→ Task directions: Each line of the data below that includes the string "Görür" must be copied.

→ Element data from apps and pages:

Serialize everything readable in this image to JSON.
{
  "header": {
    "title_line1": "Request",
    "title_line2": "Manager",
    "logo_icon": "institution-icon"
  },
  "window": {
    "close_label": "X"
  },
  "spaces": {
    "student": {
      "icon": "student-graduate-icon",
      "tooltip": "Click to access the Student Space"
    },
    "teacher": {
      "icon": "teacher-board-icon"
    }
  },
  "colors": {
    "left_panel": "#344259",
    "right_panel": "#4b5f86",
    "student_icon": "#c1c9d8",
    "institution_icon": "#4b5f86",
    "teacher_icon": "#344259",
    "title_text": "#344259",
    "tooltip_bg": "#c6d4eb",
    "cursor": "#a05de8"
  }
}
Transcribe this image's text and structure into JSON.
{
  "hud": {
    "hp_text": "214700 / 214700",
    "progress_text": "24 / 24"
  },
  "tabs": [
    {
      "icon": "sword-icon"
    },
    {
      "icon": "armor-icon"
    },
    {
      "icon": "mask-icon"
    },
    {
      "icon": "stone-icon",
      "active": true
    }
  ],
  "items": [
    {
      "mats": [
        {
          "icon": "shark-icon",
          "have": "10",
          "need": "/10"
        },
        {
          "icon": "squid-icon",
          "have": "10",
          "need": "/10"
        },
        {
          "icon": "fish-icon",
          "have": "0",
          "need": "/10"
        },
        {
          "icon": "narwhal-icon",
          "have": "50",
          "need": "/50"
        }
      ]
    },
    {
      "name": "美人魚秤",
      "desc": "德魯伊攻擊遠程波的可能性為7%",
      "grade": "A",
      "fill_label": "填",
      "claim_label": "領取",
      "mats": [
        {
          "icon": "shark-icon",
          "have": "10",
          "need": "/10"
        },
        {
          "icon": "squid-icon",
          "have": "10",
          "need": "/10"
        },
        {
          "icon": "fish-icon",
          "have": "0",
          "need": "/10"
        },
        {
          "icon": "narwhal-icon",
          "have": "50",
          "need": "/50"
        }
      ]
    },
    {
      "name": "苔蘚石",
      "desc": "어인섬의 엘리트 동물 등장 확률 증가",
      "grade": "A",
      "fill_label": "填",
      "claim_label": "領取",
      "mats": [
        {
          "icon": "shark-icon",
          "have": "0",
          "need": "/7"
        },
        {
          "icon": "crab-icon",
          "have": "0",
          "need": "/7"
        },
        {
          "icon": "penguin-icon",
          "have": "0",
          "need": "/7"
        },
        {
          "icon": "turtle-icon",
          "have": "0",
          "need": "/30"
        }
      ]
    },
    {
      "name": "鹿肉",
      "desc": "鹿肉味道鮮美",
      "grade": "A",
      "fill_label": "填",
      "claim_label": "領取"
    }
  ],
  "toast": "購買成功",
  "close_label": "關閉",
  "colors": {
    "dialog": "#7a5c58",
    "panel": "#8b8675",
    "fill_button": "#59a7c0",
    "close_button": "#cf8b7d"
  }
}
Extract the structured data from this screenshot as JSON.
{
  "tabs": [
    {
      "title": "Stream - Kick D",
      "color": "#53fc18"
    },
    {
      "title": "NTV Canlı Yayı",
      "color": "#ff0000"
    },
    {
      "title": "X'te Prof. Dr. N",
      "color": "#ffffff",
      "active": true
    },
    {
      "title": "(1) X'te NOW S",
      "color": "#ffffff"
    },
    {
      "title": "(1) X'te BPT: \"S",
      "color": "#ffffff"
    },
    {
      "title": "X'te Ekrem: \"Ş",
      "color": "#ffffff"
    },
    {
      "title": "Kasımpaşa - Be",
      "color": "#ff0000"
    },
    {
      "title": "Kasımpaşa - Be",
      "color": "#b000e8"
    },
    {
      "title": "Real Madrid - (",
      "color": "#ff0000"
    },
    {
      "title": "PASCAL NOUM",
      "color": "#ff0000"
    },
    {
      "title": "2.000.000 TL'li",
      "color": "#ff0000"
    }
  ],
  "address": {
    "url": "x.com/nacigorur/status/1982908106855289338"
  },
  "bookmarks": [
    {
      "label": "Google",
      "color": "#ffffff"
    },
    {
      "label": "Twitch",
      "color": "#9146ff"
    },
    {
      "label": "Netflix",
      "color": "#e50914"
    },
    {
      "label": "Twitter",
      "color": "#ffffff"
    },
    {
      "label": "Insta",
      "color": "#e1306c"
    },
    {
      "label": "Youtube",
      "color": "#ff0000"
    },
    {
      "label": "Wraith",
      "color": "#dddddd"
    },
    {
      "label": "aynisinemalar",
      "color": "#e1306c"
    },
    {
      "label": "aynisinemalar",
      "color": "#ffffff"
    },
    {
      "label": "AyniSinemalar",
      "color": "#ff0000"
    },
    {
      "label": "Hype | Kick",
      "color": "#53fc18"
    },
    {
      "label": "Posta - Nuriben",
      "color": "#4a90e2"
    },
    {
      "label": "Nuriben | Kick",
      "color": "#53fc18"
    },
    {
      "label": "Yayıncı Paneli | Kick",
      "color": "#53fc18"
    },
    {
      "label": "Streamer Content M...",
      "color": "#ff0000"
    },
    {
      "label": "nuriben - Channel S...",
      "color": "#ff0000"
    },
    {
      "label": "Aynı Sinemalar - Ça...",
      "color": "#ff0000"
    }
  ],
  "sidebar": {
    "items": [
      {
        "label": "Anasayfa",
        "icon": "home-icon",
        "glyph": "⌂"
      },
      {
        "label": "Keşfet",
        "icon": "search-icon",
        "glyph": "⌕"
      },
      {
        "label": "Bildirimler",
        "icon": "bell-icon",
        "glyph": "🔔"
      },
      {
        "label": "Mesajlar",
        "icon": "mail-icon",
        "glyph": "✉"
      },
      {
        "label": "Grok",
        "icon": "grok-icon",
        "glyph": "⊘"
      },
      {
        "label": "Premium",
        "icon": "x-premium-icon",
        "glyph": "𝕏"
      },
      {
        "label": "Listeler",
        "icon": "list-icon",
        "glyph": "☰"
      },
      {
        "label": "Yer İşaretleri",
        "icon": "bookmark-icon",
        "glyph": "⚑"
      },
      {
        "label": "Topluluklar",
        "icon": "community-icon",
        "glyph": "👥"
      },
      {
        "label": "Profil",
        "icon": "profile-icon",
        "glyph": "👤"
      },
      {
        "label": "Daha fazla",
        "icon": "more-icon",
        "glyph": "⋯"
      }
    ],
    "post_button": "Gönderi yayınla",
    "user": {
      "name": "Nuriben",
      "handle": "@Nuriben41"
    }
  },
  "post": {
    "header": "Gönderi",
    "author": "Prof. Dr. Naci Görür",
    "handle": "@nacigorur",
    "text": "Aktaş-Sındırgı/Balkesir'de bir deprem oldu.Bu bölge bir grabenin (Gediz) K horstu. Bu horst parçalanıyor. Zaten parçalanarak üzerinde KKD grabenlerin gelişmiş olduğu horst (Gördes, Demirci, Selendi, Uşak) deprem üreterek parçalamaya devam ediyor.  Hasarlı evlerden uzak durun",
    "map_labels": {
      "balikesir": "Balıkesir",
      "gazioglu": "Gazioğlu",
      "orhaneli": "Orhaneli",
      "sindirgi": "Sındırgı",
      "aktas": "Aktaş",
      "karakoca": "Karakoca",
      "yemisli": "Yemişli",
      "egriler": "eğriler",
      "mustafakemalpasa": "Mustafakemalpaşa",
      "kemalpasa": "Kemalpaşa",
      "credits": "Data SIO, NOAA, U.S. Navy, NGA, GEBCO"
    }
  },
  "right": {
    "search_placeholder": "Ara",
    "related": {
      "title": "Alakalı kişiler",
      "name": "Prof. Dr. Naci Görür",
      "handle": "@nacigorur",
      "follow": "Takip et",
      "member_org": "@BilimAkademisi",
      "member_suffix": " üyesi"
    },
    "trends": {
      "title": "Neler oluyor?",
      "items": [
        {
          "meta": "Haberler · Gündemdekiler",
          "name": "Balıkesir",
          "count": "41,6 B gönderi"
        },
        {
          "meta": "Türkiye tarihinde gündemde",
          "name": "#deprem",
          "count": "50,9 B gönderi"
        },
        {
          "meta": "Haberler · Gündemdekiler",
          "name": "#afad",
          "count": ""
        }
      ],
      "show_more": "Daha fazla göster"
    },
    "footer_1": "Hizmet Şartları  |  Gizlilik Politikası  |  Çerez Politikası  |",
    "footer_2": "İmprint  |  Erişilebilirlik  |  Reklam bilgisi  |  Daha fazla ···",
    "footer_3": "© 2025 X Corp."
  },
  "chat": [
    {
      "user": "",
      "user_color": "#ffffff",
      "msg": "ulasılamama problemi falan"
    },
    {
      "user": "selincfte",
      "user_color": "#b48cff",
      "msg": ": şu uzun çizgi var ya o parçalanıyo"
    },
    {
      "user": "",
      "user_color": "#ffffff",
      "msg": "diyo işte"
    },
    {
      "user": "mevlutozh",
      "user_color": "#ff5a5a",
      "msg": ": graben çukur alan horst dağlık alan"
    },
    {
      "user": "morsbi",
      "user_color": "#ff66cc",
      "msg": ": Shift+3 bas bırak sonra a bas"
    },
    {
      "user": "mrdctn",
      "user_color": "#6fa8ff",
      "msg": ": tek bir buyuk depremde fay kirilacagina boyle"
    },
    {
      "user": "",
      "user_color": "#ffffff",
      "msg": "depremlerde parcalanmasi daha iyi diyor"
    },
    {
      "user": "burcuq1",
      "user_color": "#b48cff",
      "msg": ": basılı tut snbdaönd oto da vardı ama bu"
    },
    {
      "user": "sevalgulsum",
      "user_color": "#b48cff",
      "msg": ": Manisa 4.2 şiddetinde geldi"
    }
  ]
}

→ Exercise response:
    "author": "Prof. Dr. Naci Görür",
      "name": "Prof. Dr. Naci Görür",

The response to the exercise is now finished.